Author: Jarrow, Gail
The true story of how food was made safer to eat thanks to the stubborn dedication of government chemist Dr. Harvey Washington Wiley.
Kirkus Reviews (+) (08/01/19)
School Library Journal (11/01/19)
Booklist (+) (09/01/19)
Full Text Reviews:
Booklist - 09/01/2019 *Starred Review* Beneath a skull-and-crossed-utensils cover, Jarrow (Spooked!, 2018) unleashes the Poison Squad as part of her fascinating, stomach-churning account of Harvey Washington Wiley’s crusade for food safety standards and regulation in the U.S. She opens with a fictional dinner scene in 1890, where she unmasks the true ingredients of a meal that realistically could have been served at the time. Sausage, canned peas, and cake sound wholesome enough, but that sausage was actually “made from a pulverized mass of meat scraps swept off the floor—along with the rat feces—and mixed with borax to keep it from rotting.” It’s enough to make you reach for a soothing elixir, but Wiley also debunked patent medicines. Trained in medicine and chemistry, Wiley was passionate about understanding the effects of altered or enhanced food products and medicines on human consumers. As the chief chemist of the U.S. Department of Agriculture’s Chemistry Division, he spearheaded the pure-food movement, which fought for a law to keep food and medicine safe and to require ingredient labels. Vintage ads, product labels, newspaper headlines, cartoons, and photographs offer a visual feast for readers, who will be so engrossed in the stories of unconscionable products and unwitting victims that they won’t realize they’re imbibing a powerful lesson in food safety and the evolution of today’s FDA. Extensive source notes and resources are icing on the cake. - Copyright 2019 Booklist.
School Library Journal - 11/01/2019 Gr 5 Up—Candy made with arsenic, babies soothed by morphine, and milk preserved with formaldehyde.

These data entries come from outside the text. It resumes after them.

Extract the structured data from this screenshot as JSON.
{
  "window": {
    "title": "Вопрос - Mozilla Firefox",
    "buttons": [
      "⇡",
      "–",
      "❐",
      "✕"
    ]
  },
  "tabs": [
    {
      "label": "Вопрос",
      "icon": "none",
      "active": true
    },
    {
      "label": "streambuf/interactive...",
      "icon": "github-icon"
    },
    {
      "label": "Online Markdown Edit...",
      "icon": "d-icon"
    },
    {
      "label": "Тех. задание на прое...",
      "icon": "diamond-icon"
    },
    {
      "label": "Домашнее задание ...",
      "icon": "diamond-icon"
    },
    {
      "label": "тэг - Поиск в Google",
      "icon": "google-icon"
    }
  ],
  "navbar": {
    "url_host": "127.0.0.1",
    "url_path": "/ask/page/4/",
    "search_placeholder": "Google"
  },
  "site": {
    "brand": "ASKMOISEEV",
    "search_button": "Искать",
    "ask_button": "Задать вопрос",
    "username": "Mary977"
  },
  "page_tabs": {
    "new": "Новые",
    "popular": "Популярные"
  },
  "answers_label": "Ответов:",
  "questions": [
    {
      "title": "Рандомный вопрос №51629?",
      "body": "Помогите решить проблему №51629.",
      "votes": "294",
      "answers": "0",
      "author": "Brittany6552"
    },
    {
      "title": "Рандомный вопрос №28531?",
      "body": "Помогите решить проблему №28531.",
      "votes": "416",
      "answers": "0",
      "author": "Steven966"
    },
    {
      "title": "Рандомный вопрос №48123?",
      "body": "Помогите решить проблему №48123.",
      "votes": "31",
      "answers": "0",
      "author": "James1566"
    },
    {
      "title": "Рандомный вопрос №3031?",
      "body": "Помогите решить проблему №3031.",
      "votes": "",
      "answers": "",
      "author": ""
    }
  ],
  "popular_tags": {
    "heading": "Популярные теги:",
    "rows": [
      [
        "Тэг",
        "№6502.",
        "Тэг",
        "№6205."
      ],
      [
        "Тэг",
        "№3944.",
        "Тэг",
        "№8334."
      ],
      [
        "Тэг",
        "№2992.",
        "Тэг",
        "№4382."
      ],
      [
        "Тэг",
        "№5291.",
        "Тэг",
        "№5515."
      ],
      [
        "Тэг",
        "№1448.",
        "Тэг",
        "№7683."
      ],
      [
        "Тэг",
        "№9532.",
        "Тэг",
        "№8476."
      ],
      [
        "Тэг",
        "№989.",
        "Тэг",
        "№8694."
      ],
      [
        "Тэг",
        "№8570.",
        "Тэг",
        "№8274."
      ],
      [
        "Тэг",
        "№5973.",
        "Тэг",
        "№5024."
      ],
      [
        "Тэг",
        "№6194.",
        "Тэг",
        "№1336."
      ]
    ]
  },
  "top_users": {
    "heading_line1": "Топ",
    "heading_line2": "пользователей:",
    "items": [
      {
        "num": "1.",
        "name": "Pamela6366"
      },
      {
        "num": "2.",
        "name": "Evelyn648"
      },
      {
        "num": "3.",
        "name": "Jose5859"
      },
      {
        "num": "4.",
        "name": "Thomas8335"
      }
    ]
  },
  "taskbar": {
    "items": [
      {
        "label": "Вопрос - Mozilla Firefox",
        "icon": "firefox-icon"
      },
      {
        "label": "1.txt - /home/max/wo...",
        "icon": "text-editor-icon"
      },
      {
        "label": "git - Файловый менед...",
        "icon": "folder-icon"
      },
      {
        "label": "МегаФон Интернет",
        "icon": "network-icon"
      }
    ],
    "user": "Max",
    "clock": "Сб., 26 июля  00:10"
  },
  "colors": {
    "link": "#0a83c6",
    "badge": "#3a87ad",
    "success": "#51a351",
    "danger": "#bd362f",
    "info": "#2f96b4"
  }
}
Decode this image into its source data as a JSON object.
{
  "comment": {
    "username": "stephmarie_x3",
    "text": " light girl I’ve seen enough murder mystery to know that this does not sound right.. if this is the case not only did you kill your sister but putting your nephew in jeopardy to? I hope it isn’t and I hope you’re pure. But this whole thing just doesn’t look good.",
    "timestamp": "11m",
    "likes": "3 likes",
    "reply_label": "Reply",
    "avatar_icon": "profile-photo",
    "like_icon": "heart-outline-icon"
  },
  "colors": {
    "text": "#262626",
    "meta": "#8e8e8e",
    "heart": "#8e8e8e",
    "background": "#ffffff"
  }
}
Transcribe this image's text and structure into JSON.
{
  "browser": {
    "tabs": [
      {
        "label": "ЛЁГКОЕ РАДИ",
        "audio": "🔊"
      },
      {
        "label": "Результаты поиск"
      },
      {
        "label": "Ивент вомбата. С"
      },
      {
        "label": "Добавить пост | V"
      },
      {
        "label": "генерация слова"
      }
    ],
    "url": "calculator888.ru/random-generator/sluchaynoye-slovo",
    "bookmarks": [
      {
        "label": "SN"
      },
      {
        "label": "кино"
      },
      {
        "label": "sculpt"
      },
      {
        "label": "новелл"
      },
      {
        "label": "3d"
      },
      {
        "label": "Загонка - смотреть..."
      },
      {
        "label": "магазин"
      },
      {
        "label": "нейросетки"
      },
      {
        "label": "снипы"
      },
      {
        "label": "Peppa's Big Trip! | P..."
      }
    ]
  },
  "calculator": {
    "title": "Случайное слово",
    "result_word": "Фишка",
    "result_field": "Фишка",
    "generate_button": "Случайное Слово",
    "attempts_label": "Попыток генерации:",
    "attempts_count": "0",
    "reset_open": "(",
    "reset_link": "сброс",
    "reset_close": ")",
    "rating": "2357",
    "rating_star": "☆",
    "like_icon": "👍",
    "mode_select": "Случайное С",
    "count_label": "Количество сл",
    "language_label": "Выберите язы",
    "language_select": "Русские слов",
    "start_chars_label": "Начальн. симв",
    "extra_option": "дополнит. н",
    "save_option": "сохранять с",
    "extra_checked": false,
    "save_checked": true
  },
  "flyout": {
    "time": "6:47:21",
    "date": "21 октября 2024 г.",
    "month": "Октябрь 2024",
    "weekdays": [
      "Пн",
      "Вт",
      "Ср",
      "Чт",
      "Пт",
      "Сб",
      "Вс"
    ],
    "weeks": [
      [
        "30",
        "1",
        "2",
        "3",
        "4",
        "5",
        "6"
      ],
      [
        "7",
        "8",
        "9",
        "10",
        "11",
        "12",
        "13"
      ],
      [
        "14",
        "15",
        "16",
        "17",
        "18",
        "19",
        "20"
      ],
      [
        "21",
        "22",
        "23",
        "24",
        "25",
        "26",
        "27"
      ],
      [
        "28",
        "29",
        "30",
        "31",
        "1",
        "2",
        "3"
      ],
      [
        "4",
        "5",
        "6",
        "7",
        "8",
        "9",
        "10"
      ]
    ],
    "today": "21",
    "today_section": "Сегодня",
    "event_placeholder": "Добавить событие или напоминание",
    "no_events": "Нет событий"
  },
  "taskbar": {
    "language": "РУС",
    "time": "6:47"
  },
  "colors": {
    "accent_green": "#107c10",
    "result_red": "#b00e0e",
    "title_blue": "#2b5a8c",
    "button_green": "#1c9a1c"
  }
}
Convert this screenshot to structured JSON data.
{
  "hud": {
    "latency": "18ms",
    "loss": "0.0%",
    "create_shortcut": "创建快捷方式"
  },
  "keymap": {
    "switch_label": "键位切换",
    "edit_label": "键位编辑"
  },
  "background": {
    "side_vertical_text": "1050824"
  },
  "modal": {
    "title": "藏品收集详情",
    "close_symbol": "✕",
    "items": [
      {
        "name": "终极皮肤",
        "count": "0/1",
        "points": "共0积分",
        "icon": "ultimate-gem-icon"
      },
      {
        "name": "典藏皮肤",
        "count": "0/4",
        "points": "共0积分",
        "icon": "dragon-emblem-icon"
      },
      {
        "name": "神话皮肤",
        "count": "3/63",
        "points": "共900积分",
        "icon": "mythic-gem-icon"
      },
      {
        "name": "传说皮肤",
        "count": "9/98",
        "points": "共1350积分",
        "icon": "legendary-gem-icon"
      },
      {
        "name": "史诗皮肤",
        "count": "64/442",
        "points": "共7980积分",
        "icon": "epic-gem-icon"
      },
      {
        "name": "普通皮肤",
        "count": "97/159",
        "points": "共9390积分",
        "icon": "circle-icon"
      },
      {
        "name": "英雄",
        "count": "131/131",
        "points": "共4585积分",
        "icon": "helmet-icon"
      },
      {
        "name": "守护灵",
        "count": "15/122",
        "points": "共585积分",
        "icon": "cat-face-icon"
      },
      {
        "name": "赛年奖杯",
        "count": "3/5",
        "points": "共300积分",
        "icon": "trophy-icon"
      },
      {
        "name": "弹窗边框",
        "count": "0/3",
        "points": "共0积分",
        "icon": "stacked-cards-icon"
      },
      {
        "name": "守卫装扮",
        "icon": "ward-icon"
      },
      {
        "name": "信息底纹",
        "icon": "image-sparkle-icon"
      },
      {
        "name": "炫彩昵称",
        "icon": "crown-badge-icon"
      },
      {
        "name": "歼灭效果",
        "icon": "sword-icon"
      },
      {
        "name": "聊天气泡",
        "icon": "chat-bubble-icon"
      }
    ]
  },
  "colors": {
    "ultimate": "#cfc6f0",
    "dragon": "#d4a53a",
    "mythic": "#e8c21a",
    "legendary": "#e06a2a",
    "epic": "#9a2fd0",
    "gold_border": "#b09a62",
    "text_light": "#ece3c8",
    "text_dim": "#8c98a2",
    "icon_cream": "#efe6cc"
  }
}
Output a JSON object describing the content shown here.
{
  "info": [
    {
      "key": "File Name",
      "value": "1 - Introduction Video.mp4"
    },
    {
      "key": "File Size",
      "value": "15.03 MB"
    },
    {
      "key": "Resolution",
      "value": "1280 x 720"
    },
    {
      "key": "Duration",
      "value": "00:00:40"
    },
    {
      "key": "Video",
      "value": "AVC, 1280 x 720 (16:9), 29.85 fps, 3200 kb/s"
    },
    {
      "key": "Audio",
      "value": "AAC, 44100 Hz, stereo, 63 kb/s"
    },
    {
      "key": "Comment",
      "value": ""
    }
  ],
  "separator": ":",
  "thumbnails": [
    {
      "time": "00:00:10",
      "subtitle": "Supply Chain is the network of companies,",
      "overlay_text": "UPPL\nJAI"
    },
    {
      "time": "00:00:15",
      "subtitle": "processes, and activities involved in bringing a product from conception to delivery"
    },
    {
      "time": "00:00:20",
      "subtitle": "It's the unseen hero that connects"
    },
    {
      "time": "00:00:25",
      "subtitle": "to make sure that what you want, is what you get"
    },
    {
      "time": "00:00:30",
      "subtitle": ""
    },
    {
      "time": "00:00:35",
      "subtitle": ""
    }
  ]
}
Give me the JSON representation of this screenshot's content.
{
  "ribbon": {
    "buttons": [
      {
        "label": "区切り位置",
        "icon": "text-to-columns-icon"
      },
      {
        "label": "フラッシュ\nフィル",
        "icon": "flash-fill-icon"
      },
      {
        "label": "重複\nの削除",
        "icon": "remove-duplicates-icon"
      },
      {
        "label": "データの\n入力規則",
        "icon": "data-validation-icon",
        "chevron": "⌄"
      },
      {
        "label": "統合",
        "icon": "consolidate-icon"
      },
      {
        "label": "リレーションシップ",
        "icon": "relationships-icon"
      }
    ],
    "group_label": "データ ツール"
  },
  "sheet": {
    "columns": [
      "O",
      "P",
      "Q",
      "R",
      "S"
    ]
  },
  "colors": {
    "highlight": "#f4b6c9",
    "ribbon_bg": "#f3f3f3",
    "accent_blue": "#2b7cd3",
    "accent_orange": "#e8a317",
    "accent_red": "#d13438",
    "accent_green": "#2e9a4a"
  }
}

After hooking readers with these gut-wrenching accounts, Jarrow focuses on Harvey Wiley, whose tireless efforts during the early 20th century heavily contributed to the first food and drug regulations in the United States. His food additive experiments on 12 men nicknamed the Poison Squad rose to national attention. While people were learning of the dangers they were ingesting, the government resisted regulations that would hurt its relationship with big business. But after Upton Sinclair's novel The Jungle was published, the government was swayed and the Food and Drugs Act of 1906 was born. The book recounts Wiley's attempts to effect change through his government work and as a writer for Good Housekeeping, up until the end of his life. Jarrow then briefly discusses current food regulation. Examples of contaminated foods and toxic medications will awe readers, and photos and graphics depict the horrors. VERDICT With detailed descriptions of revolting food-production standards and dangerously uncontrolled medications, Jarrow captivates readers with a history of food and drug regulation. Recommended for nonfiction readers and anyone interested in what they are eating.—Katherine Rao, Palos Verdes Library District, CA - Copyright 2019 Publishers Weekly, Library Journal and/or School Library Journal used with permission.